Dostoevsky, Fyodor. Demons. Trans. Richard Pevear and Larissa Volokhonsky. New York: Vintage, 1994.

"Fyodor Dostoevsky." Wikipedia. The Wikipedia Foundation, Inc. 9 Aug. 2007. 9 Aug. 2007. <>

Sunday, August 05, 2007

Distrust of the Subconcious: it is not our own

I do not trust my subconscious mind; society has placed too much junk there. Society has placed many negative assumptions about race, gender, class, sexual preference, appearance, age, weight, disability, language, job, religion, etc.

I do not believe it makes you a bigot to be aware of many bigoted stereotypes. I do not believe it makes you a bigot if sometimes these bigoted stereotypes pop into your head. These thoughts are, after all, not your own, unless you choose to own them. Society has been planting them in your head for your entire life, and you really can't help it if you are aware of the negativity placed there. You must only rely on your conscious mind to recognize, understand, and resist all the assumptions society has planted in you.

We have all these assumptions about all sorts of things. We consume this culture whether we want to or not, and this culture contains negative stereotypes about race, gender, class, sexual preference, appearance, age, weight, disability, language, job, religion, etc. We must always try to weed this junk from our conscious thought, and be aware of this junk in your subconscious. But it's always going to still be there.

Friday, August 03, 2007

Worldview: Hazard

I cut my teeth on Hemingway, I dig Sartre, and I rounded myself out with Fowles. Whether they taught me, or whether they appealed to me based on what I already felt, I can't know.

But I believe Hazard guides most of our lives. Random, unguided, indifferent chance.


A bridge collapses on a given day at a given moment. Why that bridge, why that moment, why with those people on it (rather than the people who just crossed it or the people who were just about to go onto it or the people who took a different route). There is no reason or explanation for this. Why some were on the bridge and others weren't. You can speculate on God's plan. You can lay blame on human failure to recognize the bridge's problems. But at the end, why it collapses that day, at that moment, with those people on it, can only be chance.
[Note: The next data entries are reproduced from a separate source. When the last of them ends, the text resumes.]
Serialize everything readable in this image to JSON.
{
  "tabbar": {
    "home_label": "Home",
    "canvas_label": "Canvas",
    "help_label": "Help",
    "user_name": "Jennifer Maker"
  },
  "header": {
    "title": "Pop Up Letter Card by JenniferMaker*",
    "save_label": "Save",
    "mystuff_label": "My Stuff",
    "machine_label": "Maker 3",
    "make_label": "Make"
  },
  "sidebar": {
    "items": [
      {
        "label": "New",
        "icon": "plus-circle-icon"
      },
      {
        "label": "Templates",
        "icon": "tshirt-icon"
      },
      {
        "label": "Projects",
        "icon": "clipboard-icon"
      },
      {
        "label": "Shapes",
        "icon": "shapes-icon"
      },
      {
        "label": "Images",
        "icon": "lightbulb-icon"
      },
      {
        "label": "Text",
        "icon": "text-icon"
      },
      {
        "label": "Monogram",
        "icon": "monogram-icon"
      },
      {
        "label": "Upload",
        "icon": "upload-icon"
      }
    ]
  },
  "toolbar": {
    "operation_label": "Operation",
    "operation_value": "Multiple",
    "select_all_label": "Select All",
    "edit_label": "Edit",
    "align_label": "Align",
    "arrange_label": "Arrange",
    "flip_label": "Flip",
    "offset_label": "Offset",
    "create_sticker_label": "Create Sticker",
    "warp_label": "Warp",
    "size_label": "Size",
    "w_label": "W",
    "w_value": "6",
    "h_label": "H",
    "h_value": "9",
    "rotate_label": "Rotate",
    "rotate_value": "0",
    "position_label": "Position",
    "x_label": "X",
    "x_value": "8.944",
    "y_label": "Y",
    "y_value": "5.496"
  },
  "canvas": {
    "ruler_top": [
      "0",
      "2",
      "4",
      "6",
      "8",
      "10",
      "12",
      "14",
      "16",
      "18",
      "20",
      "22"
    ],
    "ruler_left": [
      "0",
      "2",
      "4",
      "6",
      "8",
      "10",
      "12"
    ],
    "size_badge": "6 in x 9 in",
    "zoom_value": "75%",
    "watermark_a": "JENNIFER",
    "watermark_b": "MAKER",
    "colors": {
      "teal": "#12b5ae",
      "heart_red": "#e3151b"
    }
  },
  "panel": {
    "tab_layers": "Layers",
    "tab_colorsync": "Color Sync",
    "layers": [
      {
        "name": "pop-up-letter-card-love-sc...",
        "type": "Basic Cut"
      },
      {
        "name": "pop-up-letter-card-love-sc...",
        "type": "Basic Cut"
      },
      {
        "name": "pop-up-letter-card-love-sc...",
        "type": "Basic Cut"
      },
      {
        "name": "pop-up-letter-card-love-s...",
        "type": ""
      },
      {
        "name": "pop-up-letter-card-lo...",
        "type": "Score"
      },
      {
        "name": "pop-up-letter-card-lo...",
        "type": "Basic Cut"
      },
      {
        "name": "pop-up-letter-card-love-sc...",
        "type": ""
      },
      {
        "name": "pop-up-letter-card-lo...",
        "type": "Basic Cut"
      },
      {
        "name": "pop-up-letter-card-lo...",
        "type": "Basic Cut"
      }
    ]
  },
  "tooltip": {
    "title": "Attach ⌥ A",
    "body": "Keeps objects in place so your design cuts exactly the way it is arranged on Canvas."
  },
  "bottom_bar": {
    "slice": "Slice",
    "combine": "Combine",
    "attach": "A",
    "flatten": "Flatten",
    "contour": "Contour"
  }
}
Your life could be entirely different, had one moment gone differently. A moment out of your control. A moment guided not by providence or the machinations of men. A moment guided by nothing. Actually, there are thousands of these moments. Thousands of moments that may or may not change or life, and whether they do or do not depends entirely on chance.

Random hazard.

Meaningless, random hazard.

Even as I write this, I don't consider it an atheistic worldview. No, I believe in God (or at least I want to believe). I consider myself a Christian (after a fashion, I suppose). But when I consider the age and size of the universe, I don't believe God is doing much to interfere. Mostly, our lives are left to chance and whatever bit of will we can contribute to it.

You can try control your own life. You can try to take precautions. You can do what you can to be safe, you can make plans. You can try to force your will onto your existence. You can pray for providence, for divine protection and guidence.

But you still might end up on a collapsing bridge.

Wednesday, August 01, 2007

"He wants me to tell him something pretty"




The season ends.

Hearst wins. He owns everything, He escapes punishment for his crimes, he controls elections, and he will soon be disseminating his own news. America is run by the tycoons.

Bullock loses. The last moment, as Hearst looks arrogantly, contemptuously down at Bullock before saying "Drive on" is going to continue to sting.

And the series is canceled; we'll have no further closure.

"He wants me to tell him something pretty," Al says, as he cleans the blood of the innocent woman he killed off the floor.

Indeed: wouldn't we all like to be told something pretty.

But we can't be. At the end all is lost. All the arrogant villains win. Anybody with honor loses. We're left with sickness. Not a lack of closure--no, there's closure. But the closure is not any closure we want. It's not even the closure of a hero dying nobly; it's the closure of the villain winning, and knowing it, and everybody else left standing knowing it.